• Used to treat herpes-simplex-related infections, genital herpes and infection of the herpes virus family
o Epstein - Barr
• Can be applied topically, oral, or IV MOA
This medicine is taken orally and can be converted to Zovirax in the GI tract and the liver. In this manner more medicine is ultimately absorbed into the bloodstream.
What is Valtrex?
What drugs can be given prophylactically and taken post-exposure to lessen the duration and intensity of the illness to treat Influenza A. How effective are they?
70 - 90% effective.
It is thought to be dual-effective. Being able to inhibit both at an early and a late step of the infection.
*The early stage may prevent the uncoating of the virus as it enters a host cell which can prevent it from replicating within the cell.
*The later step is that is may prevent the reassembly of nucleic acids so that it again cannot continue to increase in numbers.
What are ADR's of amantadine [Symmetrel] rimantadine [Flumadine]?
ADRs - especially in the elderly population - which is a group you would like protect from the flu. ADR include some CNS issues such as: confusion, loss of concentration, mood changes, and an overdose may cause seizures
What drugs are effective in treating Influenza A and B? Similarly to the above medications, the medicine can be taken prophylactically or if taken within 48 hours of the onset of symptoms, can decrease the severity and duration of the flu symptoms.
How are oseltamivir [Tamiflu
zanamivir [Relenza] effective?
by inhibiting an enzyme (neuroaminidase) that the virus uses to complete biosynthesis and release from its host cell. Therefore there is a decrease in the amount of viral replication.
How is Relenza administered? How is this a problem?
Relenza is administered by inhalation. Can cause bronchospasm therefore it is suggested not to be used by patients who have bronchoconstrictive diseases such as asthma and COPD
How is Tamiflu administered?
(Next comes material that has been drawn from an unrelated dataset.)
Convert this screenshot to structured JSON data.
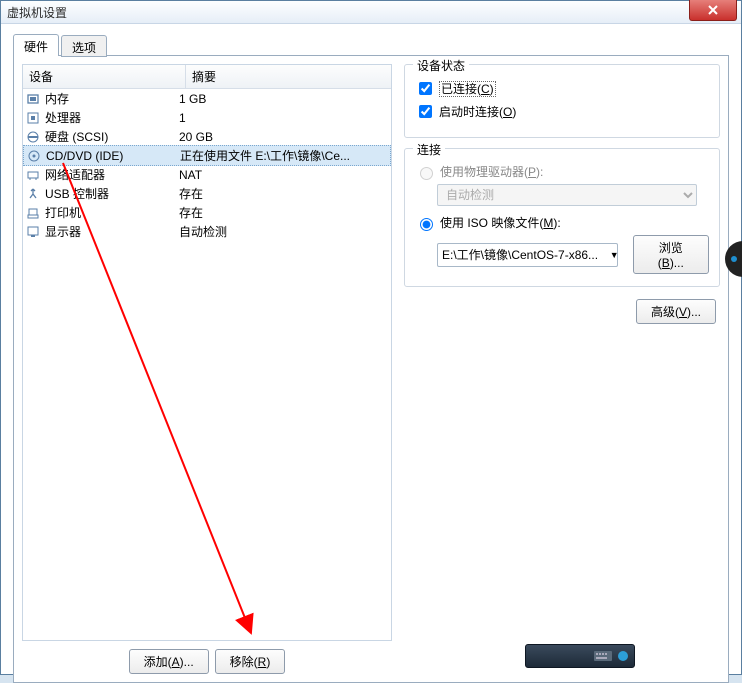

How is this a problem?
Tamiflu is taken orally and the ADR are the typical GI complaints such as nausea, diarrhea, abdominal cramps (my thought: seems to cause a lot of the same symptoms that flu causes - well maybe there is a decrease in the fever, lethargy, achiness, and a decrease in the longevity of the illness.)
(T/F) Antivirals shouldn't take place of flu vaccine.
Antivirals only decrease time you're ill to ______.
What is one possible advantage of antivirals?
Those who are susceptible (already have comobidites, elderly, etc) - decrease severity of illness
When should you start taking antivirals?
Within 48 hours of symptoms
How long should you take antivirals?
take for at least 5 days but can go longer if necessary
If your Dr. doesn't want to prescribe antivirals because you haven't taken the flu vaccine, what is a trick to get it?
1.) Allergic to eggs
2.) Previous complications from the flu vaccine
- Minor complications (nausea)
- Severe complications - (i.e. Guillen-barre)
3.) People who don't have good immune responses from the vaccine (ineffective)